In these dreary, waiting-for-training-camp-to-start whilst cheating on the ‘Bockers by
befouling a Sunday enjoying the televised company of the other fine New York sporting outfits like say, the Jets/ Mets/Giants/Yanks, perhaps you’d like to to take a leisurely stroll through the entire history of the garments that our favorite cagers have donned? If so, Jonah Kaner at TheKnicksWall.com and I have just the bit o’ scribbling you’ve been searching for.
Naturally, I have my personal favorite:
So effin’ purty. In the post, I get a little wordier:
Minor quibbles notwithstanding, when you see this set, you think, “Knicks.” For the longstanding franchises in any sport, it’s wonderful to think you could somehow have Babe Ruth standing in the dugout next to Derek Jeter and if only in terms of their garb, neither man would look out of place. Eli Manning could heave a pass downfield to Frank Gifford. Rod Gilbert and Marion Gaborik could streak down the ice on a two on one. Or even the more creatively imaginative among us could dream of Walt Frazier leading a fast break to only dump the ball off at the last possible moment to a trailing Amar’e Stoudemire.
In the modern world, where anything and everything seems to be in a state of constant upheaval, it allows Americans (who if nothing else, specialize in re-inventing themselves) to have a sense of history, of timelessness, even if the only thing binding the generations together is a bit of cloth.
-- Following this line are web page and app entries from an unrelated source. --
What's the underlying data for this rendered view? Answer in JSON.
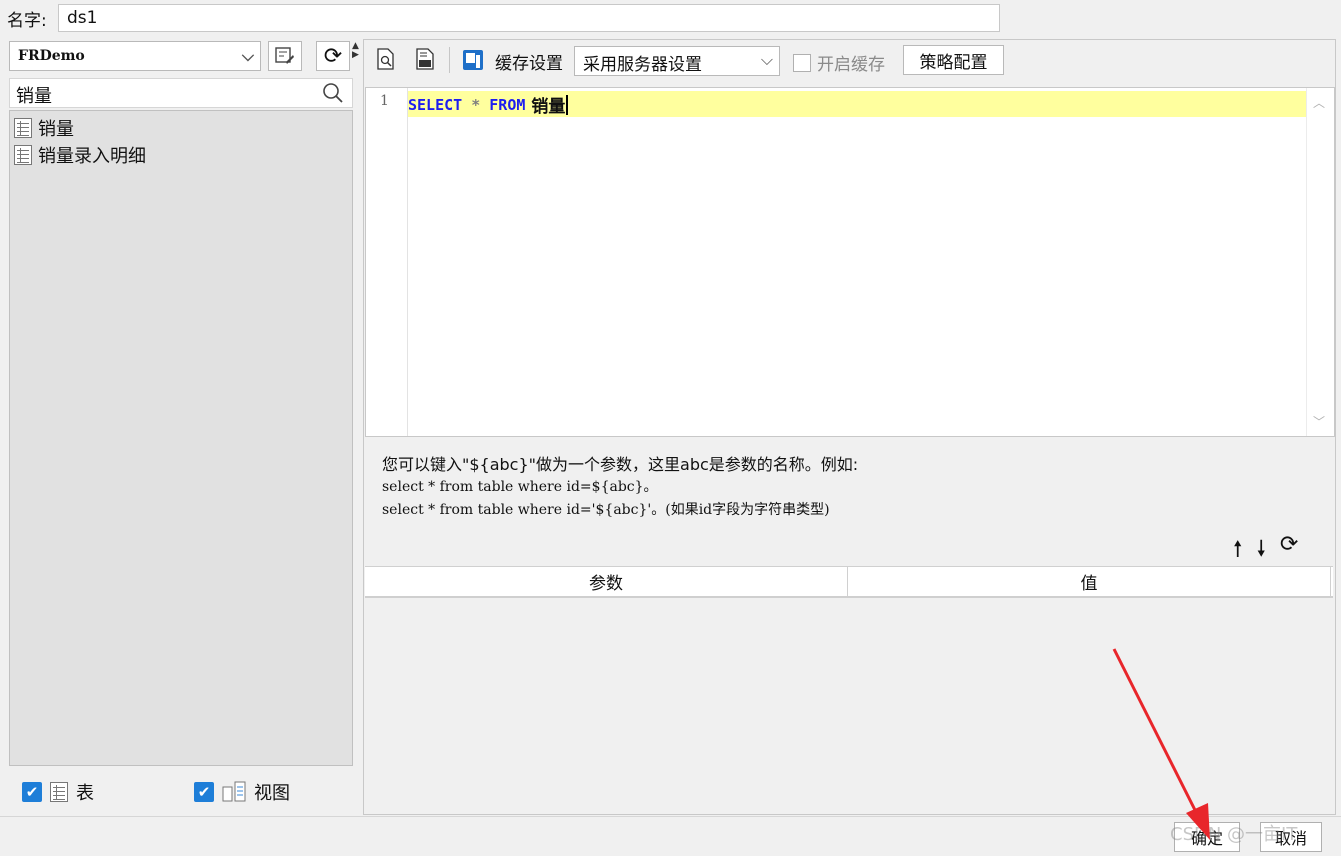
{
  "name_row": {
    "label": "名字:",
    "value": "ds1"
  },
  "left": {
    "connection": "FRDemo",
    "search_value": "销量",
    "tree_items": [
      {
        "label": "销量"
      },
      {
        "label": "销量录入明细"
      }
    ],
    "filters": {
      "table_label": "表",
      "view_label": "视图"
    }
  },
  "toolbar": {
    "cache_settings_label": "缓存设置",
    "cache_mode": "采用服务器设置",
    "enable_cache_label": "开启缓存",
    "strategy_label": "策略配置"
  },
  "editor": {
    "line_number": "1",
    "sql": {
      "kw1": "SELECT",
      "op": " * ",
      "kw2": "FROM",
      "ident": " 销量"
    }
  },
  "hint": {
    "line1": "您可以键入\"${abc}\"做为一个参数，这里abc是参数的名称。例如:",
    "line2": "select * from table where id=${abc}。",
    "line3": "select * from table where id='${abc}'。(如果id字段为字符串类型)"
  },
  "params": {
    "col_param": "参数",
    "col_value": "值"
  },
  "buttons": {
    "ok": "确定",
    "cancel": "取消"
  },
  "watermark": "CSDN @一亩IT",
  "colors": {
    "accent": "#1e7ed8",
    "sql_keyword": "#1d1df0",
    "line_highlight": "#ffff9e",
    "annotation_arrow": "#e8262b"
  }
}
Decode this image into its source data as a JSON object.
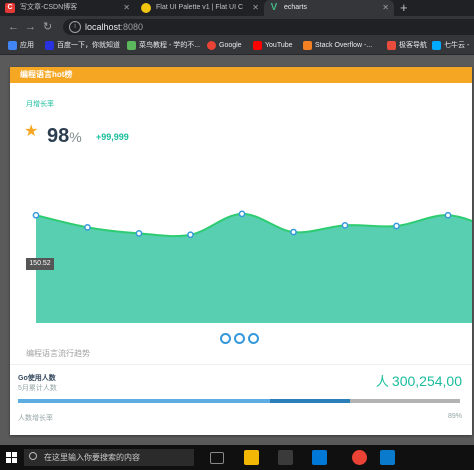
{
  "browser": {
    "tabs": [
      {
        "title": "写文章-CSDN博客",
        "favicon": "csdn-icon",
        "active": false
      },
      {
        "title": "Flat UI Palette v1 | Flat UI C",
        "favicon": "flatui-icon",
        "active": false
      },
      {
        "title": "echarts",
        "favicon": "vue-icon",
        "active": true
      }
    ],
    "address": {
      "host": "localhost",
      "port": ":8080"
    },
    "bookmarks": [
      {
        "label": "应用",
        "icon": "apps-grid-icon",
        "color": "#4285f4"
      },
      {
        "label": "百度一下，你就知道",
        "icon": "baidu-icon",
        "color": "#2932e1"
      },
      {
        "label": "菜鸟教程 - 学的不...",
        "icon": "runoob-icon",
        "color": "#5cb85c"
      },
      {
        "label": "Google",
        "icon": "google-icon",
        "color": "#ea4335"
      },
      {
        "label": "YouTube",
        "icon": "youtube-icon",
        "color": "#ff0000"
      },
      {
        "label": "Stack Overflow -...",
        "icon": "stackoverflow-icon",
        "color": "#f48024"
      },
      {
        "label": "极客导航",
        "icon": "geek-nav-icon",
        "color": "#e74c3c"
      },
      {
        "label": "七牛云 -",
        "icon": "qiniu-icon",
        "color": "#00aaff"
      }
    ]
  },
  "card": {
    "title": "编程语言hot榜",
    "subtitle": "月增长率",
    "star": "★",
    "percent_value": "98",
    "percent_unit": "%",
    "delta": "+99,999",
    "tooltip": "150.52",
    "caption": "编程语言流行趋势",
    "go_title": "Go使用人数",
    "go_subtitle": "5月累计人数",
    "count_unit": "人",
    "count_value": "300,254,00",
    "growth_label": "人数增长率",
    "growth_percent": "89%",
    "progress": {
      "light_fraction": 0.57,
      "dark_fraction": 0.75
    }
  },
  "chart_data": {
    "type": "area",
    "series": [
      {
        "values": [
          160,
          142,
          133,
          131,
          162,
          135,
          145,
          144,
          160,
          138,
          128
        ]
      }
    ],
    "ylim": [
      0,
      190
    ],
    "colors": {
      "fill": "#58cfb0",
      "line": "#2ecc71",
      "marker": "#3498db"
    }
  },
  "carousel": {
    "dots": 3
  },
  "taskbar": {
    "search_placeholder": "在这里输入你要搜索的内容",
    "apps": [
      "task-view-icon",
      "file-explorer-icon",
      "store-icon",
      "mail-icon",
      "chrome-icon",
      "vscode-icon"
    ]
  },
  "colors": {
    "header": "#f5a623",
    "accent": "#1abc9c"
  }
}
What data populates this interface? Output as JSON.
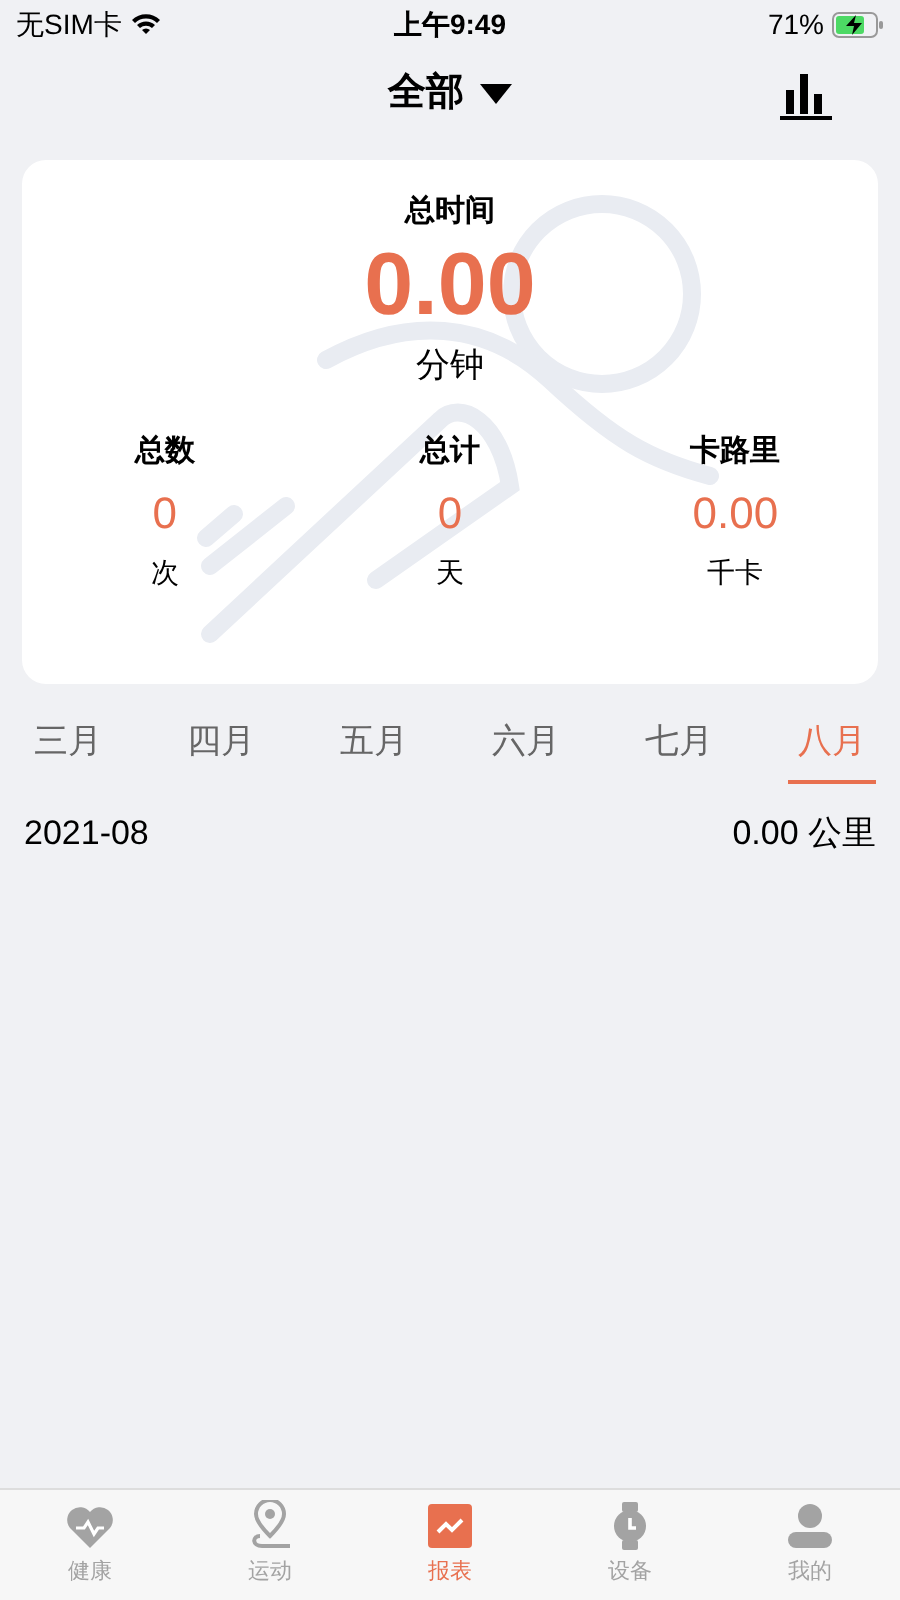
{
  "status_bar": {
    "carrier": "无SIM卡",
    "time": "上午9:49",
    "battery_percent": "71%"
  },
  "header": {
    "title": "全部"
  },
  "summary": {
    "label": "总时间",
    "value": "0.00",
    "unit": "分钟",
    "stats": [
      {
        "label": "总数",
        "value": "0",
        "unit": "次"
      },
      {
        "label": "总计",
        "value": "0",
        "unit": "天"
      },
      {
        "label": "卡路里",
        "value": "0.00",
        "unit": "千卡"
      }
    ]
  },
  "months": [
    {
      "label": "三月",
      "selected": false
    },
    {
      "label": "四月",
      "selected": false
    },
    {
      "label": "五月",
      "selected": false
    },
    {
      "label": "六月",
      "selected": false
    },
    {
      "label": "七月",
      "selected": false
    },
    {
      "label": "八月",
      "selected": true
    }
  ],
  "records": [
    {
      "period": "2021-08",
      "distance": "0.00 公里"
    }
  ],
  "tab_bar": [
    {
      "kind": "health",
      "label": "健康",
      "selected": false
    },
    {
      "kind": "sport",
      "label": "运动",
      "selected": false
    },
    {
      "kind": "report",
      "label": "报表",
      "selected": true
    },
    {
      "kind": "device",
      "label": "设备",
      "selected": false
    },
    {
      "kind": "me",
      "label": "我的",
      "selected": false
    }
  ]
}
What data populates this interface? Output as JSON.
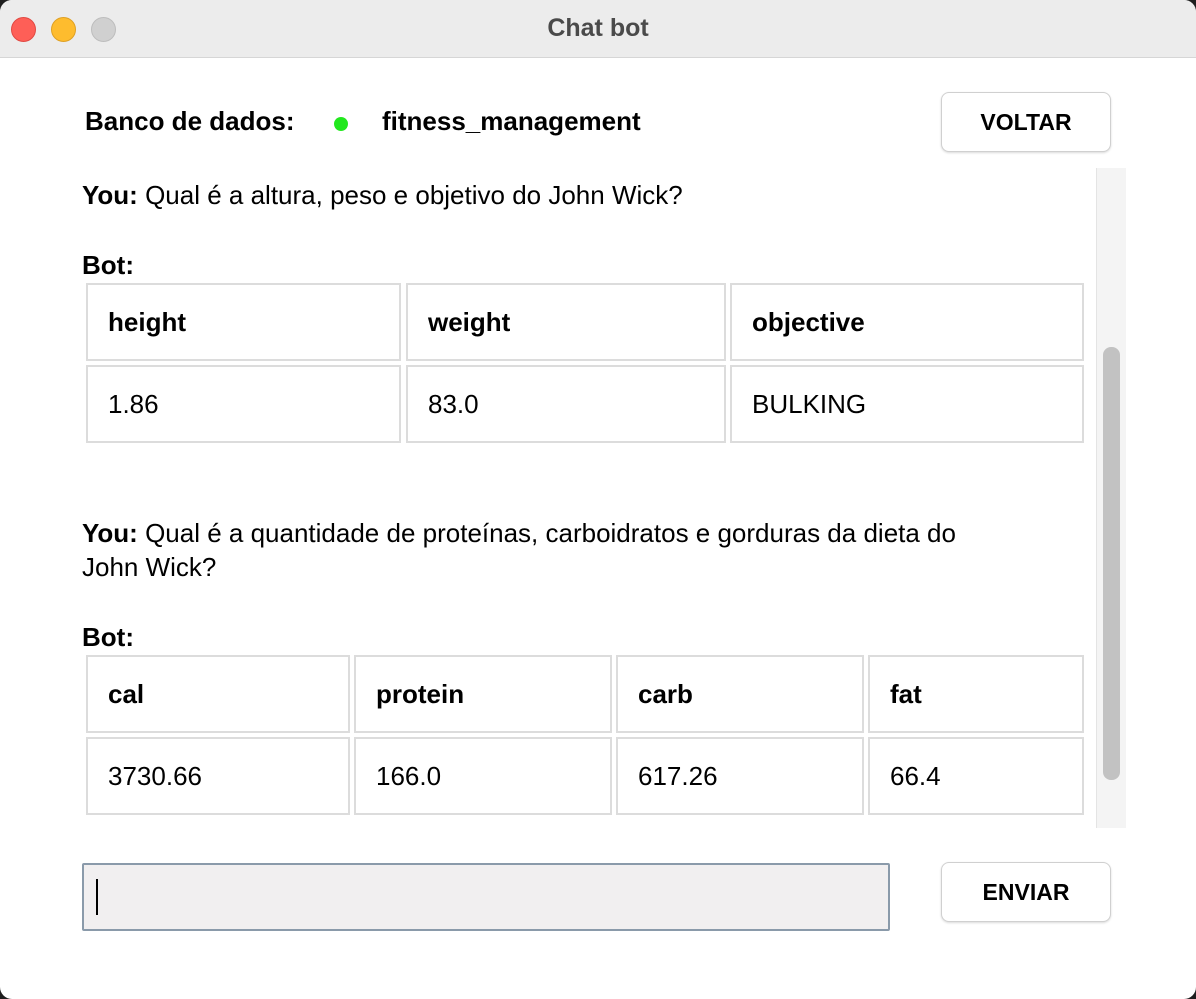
{
  "window": {
    "title": "Chat bot"
  },
  "header": {
    "db_label": "Banco de dados:",
    "db_status_color": "#22e81e",
    "db_name": "fitness_management",
    "back_button": "VOLTAR"
  },
  "conversation": [
    {
      "you_label": "You:",
      "question": "Qual é a altura, peso e objetivo do John Wick?",
      "bot_label": "Bot:",
      "table": {
        "headers": [
          "height",
          "weight",
          "objective"
        ],
        "rows": [
          [
            "1.86",
            "83.0",
            "BULKING"
          ]
        ]
      }
    },
    {
      "you_label": "You:",
      "question_line1": "Qual é a quantidade de proteínas, carboidratos e gorduras da dieta do",
      "question_line2": "John Wick?",
      "bot_label": "Bot:",
      "table": {
        "headers": [
          "cal",
          "protein",
          "carb",
          "fat"
        ],
        "rows": [
          [
            "3730.66",
            "166.0",
            "617.26",
            "66.4"
          ]
        ]
      }
    }
  ],
  "composer": {
    "input_value": "",
    "send_button": "ENVIAR"
  }
}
That’s one of the things that make sport great. It ties together generations – both of teams and players but also of fans from father/mother to son and daughter.
In brief, while these may not be the most creative or dazzling uniforms, they embody what it means to be a Knick. So yeah, I kinda dig them.
Take a gander at the whole thingamawoogit here: